Discrimination and Harassment

Discrimination and harassment claims often increase in a down economy. Learn the proper techniques for conducing proper workplace harassment investigations, providing sexual harassment training, and more to reduce claims of employment discrimination and preventing sexual harassment in the workplace.

Two former bartenders at Houston’s Berryhill Baja Grill have filed sexual harassment suits against the restaurant, alleging that a manager constantly harassed and groped them—and at least once, exposed himself to them.

Sexual harassment runs the gamut, from out-and-out assault to un­­welcome flirting. No sane em­­ployer would hesitate to fire someone who physically harmed a co-worker. But for less severe, isolated incidents, less drastic action may be reasonable—as long as it solves the problem.

Some employees can never seem to see that their bad attitudes and behaviors cause workplace problems. Confronted with complaints, they inevitably claim their subordinates or customers are wrong. When they’re finally terminated, they're quite likely to sue. That’s when it’s handy to have a performance appraisal process that uses 360-degree reviews.

When you have to investigate allegations that may lead to termination, it’s a good practice to conduct that investigation as independently as possible. That often means you will have to leave out of the picture any supervisors who have a negative history with the employee.

Public employees don’t lose all privacy rights just because they work for the government. But that privacy is subject to limitations.
The fastest growing category of discrimination complaints is retaliation. The reason is simple: They are easier to win than underlying discrimination cases. All an employee has to prove is that his employer punished him in a way that would dissuade a reasonable employee from complaining in the first place.

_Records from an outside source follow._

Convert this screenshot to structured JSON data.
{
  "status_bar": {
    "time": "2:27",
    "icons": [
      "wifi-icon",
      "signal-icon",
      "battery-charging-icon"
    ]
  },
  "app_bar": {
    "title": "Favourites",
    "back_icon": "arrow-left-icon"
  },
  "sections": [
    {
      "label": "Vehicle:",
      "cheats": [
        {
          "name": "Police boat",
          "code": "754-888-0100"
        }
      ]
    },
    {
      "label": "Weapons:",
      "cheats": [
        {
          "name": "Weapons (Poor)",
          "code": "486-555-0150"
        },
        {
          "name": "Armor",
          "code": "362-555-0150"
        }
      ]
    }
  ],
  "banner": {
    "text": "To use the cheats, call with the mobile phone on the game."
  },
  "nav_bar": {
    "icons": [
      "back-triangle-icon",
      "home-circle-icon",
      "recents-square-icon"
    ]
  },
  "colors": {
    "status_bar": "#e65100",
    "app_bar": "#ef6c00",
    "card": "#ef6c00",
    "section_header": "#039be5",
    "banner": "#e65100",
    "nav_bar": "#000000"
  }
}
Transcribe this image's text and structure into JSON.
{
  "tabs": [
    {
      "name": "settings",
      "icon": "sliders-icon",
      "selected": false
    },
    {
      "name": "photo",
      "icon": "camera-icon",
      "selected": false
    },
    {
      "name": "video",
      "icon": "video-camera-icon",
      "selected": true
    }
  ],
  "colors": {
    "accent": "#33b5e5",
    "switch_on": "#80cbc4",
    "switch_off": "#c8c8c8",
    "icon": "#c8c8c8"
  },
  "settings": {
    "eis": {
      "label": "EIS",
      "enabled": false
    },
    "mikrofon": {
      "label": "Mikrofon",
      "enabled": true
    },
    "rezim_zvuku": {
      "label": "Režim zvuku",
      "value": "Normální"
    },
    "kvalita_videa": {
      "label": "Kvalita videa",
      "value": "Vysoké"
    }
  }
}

Be prepared.
Some forms of racial intimidation are so offensive that even one incident may be enough to create liability, unlessthe employer acts fast. Racially hostile graffiti is one example. If you don’t take steps to cover it and prevent recurrence, even one offensive tag can mean liability.

If you receive an anonymous complaint about a hostile workplace, launch an investigation right away. That way, if an employee later sues, you can easily compare what he said to the investigator with what he remembers now.

There’s a fine line between horsing around and true sexual har­­ass­­ment. But if you ignore that line—or guess wrong about whether a supervisor has crossed the line—you may find yourself at the mercy of a jury.
The city of Greensboro is considering an offer to settle a racial discrimi­­na­­tion lawsuit filed by longtime athletic director Jean Jackson. Jackson, who is black, claims the city regularly promotes white employees to management jobs without openly advertising the positions.